**REQUIRED WORK**. Skip the pictures, and retype the data below in full, exactly.

Source data
= = = = = = =
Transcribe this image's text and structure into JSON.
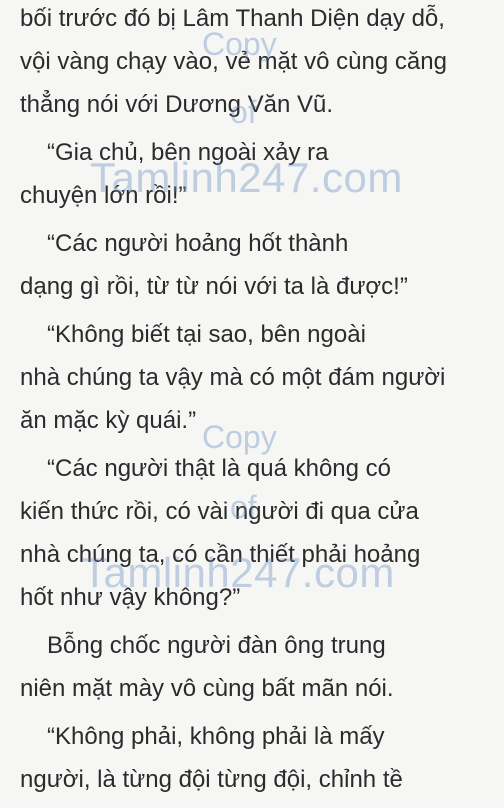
{
  "document": {
    "lines": [
      "bối trước đó bị Lâm Thanh Diện dạy dỗ,",
      "vội vàng chạy vào, vẻ mặt vô cùng căng",
      "thẳng nói với Dương Văn Vũ.",
      "“Gia chủ, bên ngoài xảy ra",
      "chuyện lớn rồi!”",
      "“Các người hoảng hốt thành",
      "dạng gì rồi, từ từ nói với ta là được!”",
      "“Không biết tại sao, bên ngoài",
      "nhà chúng ta vậy mà có một đám người",
      "ăn mặc kỳ quái.”",
      "“Các người thật là quá không có",
      "kiến thức rồi, có vài người đi qua cửa",
      "nhà chúng ta, có cần thiết phải hoảng",
      "hốt như vậy không?”",
      "Bỗng chốc người đàn ông trung",
      "niên mặt mày vô cùng bất mãn nói.",
      "“Không phải, không phải là mấy",
      "người, là từng đội từng đội, chỉnh tề"
    ]
  },
  "watermarks": [
    {
      "copy": "Copy",
      "of": "of",
      "site": "Tamlinh247.com"
    },
    {
      "copy": "Copy",
      "of": "of",
      "site": "Tamlinh247.com"
    }
  ],
  "colors": {
    "background": "#f6f6f4",
    "text": "#2b2b2b",
    "watermark": "rgba(100,140,190,0.38)"
  }
}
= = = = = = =
**ANSWER SECTION**.
Transcribe this image's text and structure into JSON.
{
  "document": {
    "lines": [
      "bối trước đó bị Lâm Thanh Diện dạy dỗ,",
      "vội vàng chạy vào, vẻ mặt vô cùng căng",
      "thẳng nói với Dương Văn Vũ.",
      "“Gia chủ, bên ngoài xảy ra",
      "chuyện lớn rồi!”",
      "“Các người hoảng hốt thành",
      "dạng gì rồi, từ từ nói với ta là được!”",
      "“Không biết tại sao, bên ngoài",
      "nhà chúng ta vậy mà có một đám người",
      "ăn mặc kỳ quái.”",
      "“Các người thật là quá không có",
      "kiến thức rồi, có vài người đi qua cửa",
      "nhà chúng ta, có cần thiết phải hoảng",
      "hốt như vậy không?”",
      "Bỗng chốc người đàn ông trung",
      "niên mặt mày vô cùng bất mãn nói.",
      "“Không phải, không phải là mấy",
      "người, là từng đội từng đội, chỉnh tề"
    ]
  },
  "watermarks": [
    {
      "copy": "Copy",
      "of": "of",
      "site": "Tamlinh247.com"
    },
    {
      "copy": "Copy",
      "of": "of",
      "site": "Tamlinh247.com"
    }
  ],
  "colors": {
    "background": "#f6f6f4",
    "text": "#2b2b2b",
    "watermark": "rgba(100,140,190,0.38)"
  }
}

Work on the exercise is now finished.